The follow up in this situation is not just the email after the initial encounter.  It is the subsequent meeting every 2-3 months!  This allows you to remain current with one another, nurturing and maintaining the relationship.

How often should I follow up?

This is a tricky question to answer, especially for college students who go to career fairs and collect business cards from many, many professionals.  You want to remain in contact with specific people, but you do not want to be overbearing or annoying, ruining your reputation and the relationship.

The best cadence I’ve found for following up with people you met at a career fair or other networking event is every 2-3 months.  This allows enough time to lapse that it is not overbearing.  It keeps you in their mind every few months, especially regarding specific topics or timeframes.  

An event or holiday also represents a good time to follow up.  A large industry conference is a great time to reach out to someone and see if they are going to attend or ask what they learned.  And holidays are a great time to reach out and show that you are thinking about them and want to wish them a great holiday.

What do I follow up about?

Outside of the initial follow ups discussed above, you can follow up regarding one of the following:

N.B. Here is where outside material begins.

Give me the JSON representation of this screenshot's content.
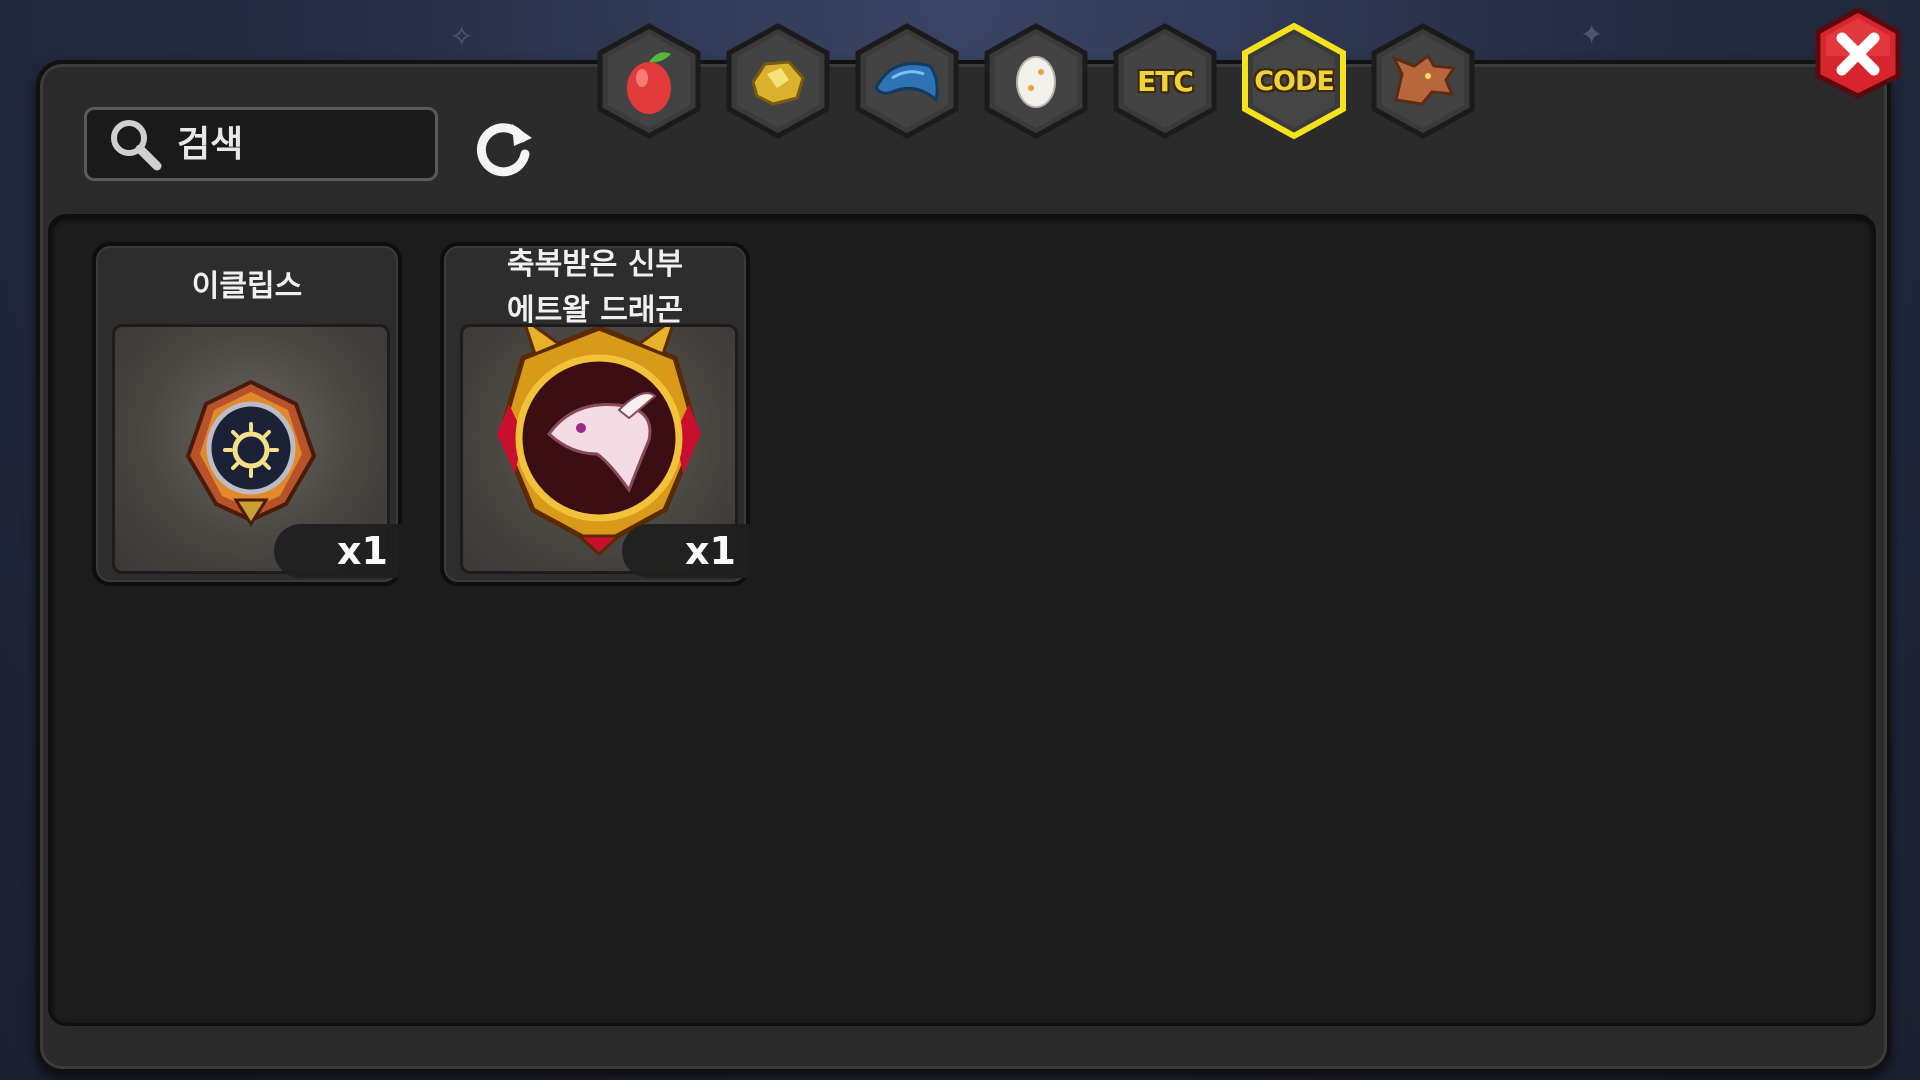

  • An update in your life – this could be an update to your employment status, job search, or a milestone
  • Ask a question – this could be a question about the field, industry, job availability, or seeking advice
  • Share a project or idea – this could be a project you’re working on at school that you want to get outside perspective on, or an idea that you think may benefit their business
  • Share a relevant article – this could be an article you found that is regarding their company or their industry, or an article that reminded you of them

It is important that you do not follow up for the sake of following up.  You need to have a purpose.  That purpose can simply be to “see how things are going.”  But do not reach out to people and say “Hey, just want to follow up and make sure our relationship is in good standing.”  People understand the purpose of the follow up.

What if they do not respond?

If you really want to get in touch with someone and they never seem to respond, that is OK.  Just because someone does not respond does not mean they do not see your message and your effort to stay in touch.  Again, relationships are a two-way street.

You can continue to follow up with someone as long as you want to need.  Sometimes it takes multiple times of following up before someone will get back to you.  The reality is, you are likely not someone else’s top priority, so it is unrealistic to expect someone to respond to you immediately and every time you reach out to them.  

Continuing to follow up regardless of a response shows perseverance, which is a critical trait in life and business.  Plus, following up will keep the other person on your mind for the future should you have a question, need, or desire to work with them at a later point in time.  Of course, if they don’t respond, that makes it challenging to work with them, but it keep your options open.

Following up is essential

Following up is a critical skill.  It shows a level of appreciation and respect for those that did something on your behalf.  It keeps doors open and facilitates relationships.  Following up is a challenge and can be discouraging at times, but it is essential to do it and know how to do it effectively.  Practicing following up will allow you to master the skill so you can build and develop stronger relationship.